Building blocks are already in place in certain parts of the organization. Most notably, the major league coaching staff stacks up favorably against any in the sport. Even if the only only meaningful change enacted by AJ Hinch’s staff was the tools used for self evaluation and development, it would’ve been a tremendous leap forward. Not only have the Tigers’ major league staff advanced to proficiency with the bleeding edge of baseball technology, but they’ve encouraged (and sometimes enforced) a trickledown of the progressive mindset throughout the organization and quite likely had influence in the overhaul in the organization’s player development staff over the past year.
It’s just as important to build the team in a way that accounts for the expected failure rate of prospects. That may take a little longer for no reason except that it’s a lot more expensive than buying the newest, fanciest toys. Owner Chris Ilitch has promised for years that he’d open his wallet when the time was right, and we’re starting to find out whether he meant it. The contracts Detroit gave to Rodriguez and Báez is a good start, but it was only that: a start. The Tigers also need to be willing to elbow their way into the high rollers’ section of free agency and the trade market more often to build a championship roster. It takes cash and a deep pool of prospects to do both well.
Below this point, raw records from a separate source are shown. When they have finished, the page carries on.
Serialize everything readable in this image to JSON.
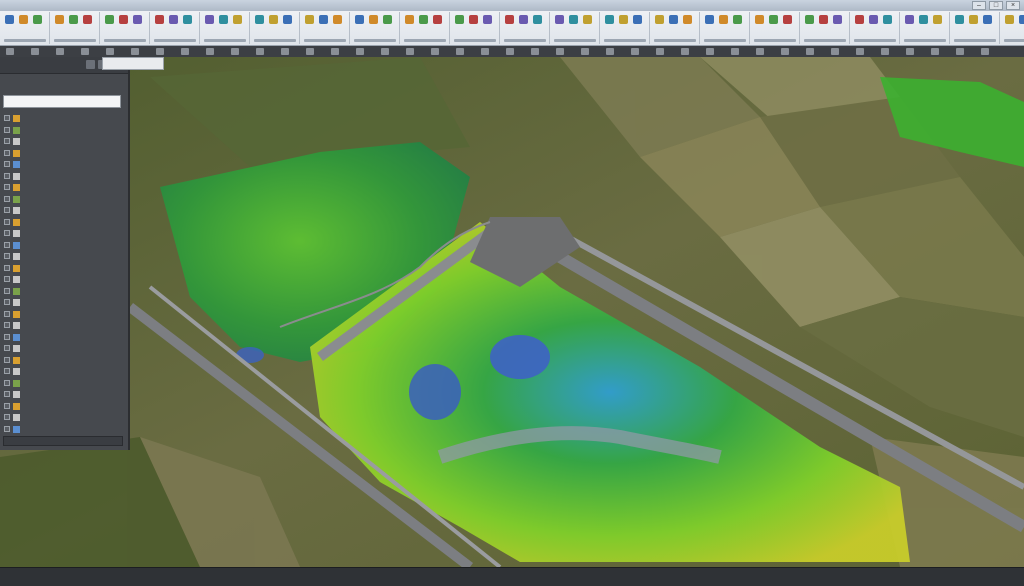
{
  "window": {
    "title": "",
    "controls": [
      "–",
      "□",
      "×"
    ]
  },
  "ribbon": {
    "group_count": 21,
    "icon_colors": [
      "#3b6fb6",
      "#d08a2a",
      "#4a9a4a",
      "#b64040",
      "#6a5ab0",
      "#2f8f9f",
      "#c0a030"
    ]
  },
  "layers_panel": {
    "title": "",
    "search_placeholder": "",
    "layers": [
      {
        "name": "",
        "color": "#d9a030"
      },
      {
        "name": "",
        "color": "#7aa24a"
      },
      {
        "name": "",
        "color": "#c8c8c8"
      },
      {
        "name": "",
        "color": "#d9a030"
      },
      {
        "name": "",
        "color": "#5b8fd1"
      },
      {
        "name": "",
        "color": "#c8c8c8"
      },
      {
        "name": "",
        "color": "#d9a030"
      },
      {
        "name": "",
        "color": "#7aa24a"
      },
      {
        "name": "",
        "color": "#c8c8c8"
      },
      {
        "name": "",
        "color": "#d9a030"
      },
      {
        "name": "",
        "color": "#c8c8c8"
      },
      {
        "name": "",
        "color": "#5b8fd1"
      },
      {
        "name": "",
        "color": "#c8c8c8"
      },
      {
        "name": "",
        "color": "#d9a030"
      },
      {
        "name": "",
        "color": "#c8c8c8"
      },
      {
        "name": "",
        "color": "#7aa24a"
      },
      {
        "name": "",
        "color": "#c8c8c8"
      },
      {
        "name": "",
        "color": "#d9a030"
      },
      {
        "name": "",
        "color": "#c8c8c8"
      },
      {
        "name": "",
        "color": "#5b8fd1"
      },
      {
        "name": "",
        "color": "#c8c8c8"
      },
      {
        "name": "",
        "color": "#d9a030"
      },
      {
        "name": "",
        "color": "#c8c8c8"
      },
      {
        "name": "",
        "color": "#7aa24a"
      },
      {
        "name": "",
        "color": "#c8c8c8"
      },
      {
        "name": "",
        "color": "#d9a030"
      },
      {
        "name": "",
        "color": "#c8c8c8"
      },
      {
        "name": "",
        "color": "#5b8fd1"
      }
    ]
  },
  "map": {
    "basemap": "aerial-imagery",
    "overlay": "vegetation-index-raster",
    "colors": {
      "farmland_dark": "#4e5a2c",
      "farmland_light": "#8c8a5e",
      "overlay_green": "#3fae2e",
      "overlay_lime": "#9ad12a",
      "overlay_yellow": "#d7c62a",
      "overlay_blue": "#3f6fc6",
      "road": "#7b7d80"
    }
  },
  "status_bar": {
    "items": [
      "",
      "",
      "",
      "",
      ""
    ]
  }
}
The Tigers are going down a good road at last, but they’re headed towards a crossroads in the near future. Bringing a team from the bottom of the league to the middle is not that hard. All the incentives in the drafts, the waiver wire, and revenue sharing offer a lot of help. The really difficult part is taking an average team, and building a sustained, legitimate contender. Will they create an environment that allows the prospects to become who they will become without necessitating elite MLB performance? Can they maximize the value of their farm system and convert it into major league talent? Will they do what it takes, not just to win today, but to sustain a consistent winning franchise for years to come?
It’s natural to want the Tigers to go big, and to go big now, particularly after the last seven years, but if they make the wrong moves and cash in their prospect chips too aggressively, they may find themselves in a short window of contention again unless everything works out perfectly, which it never does.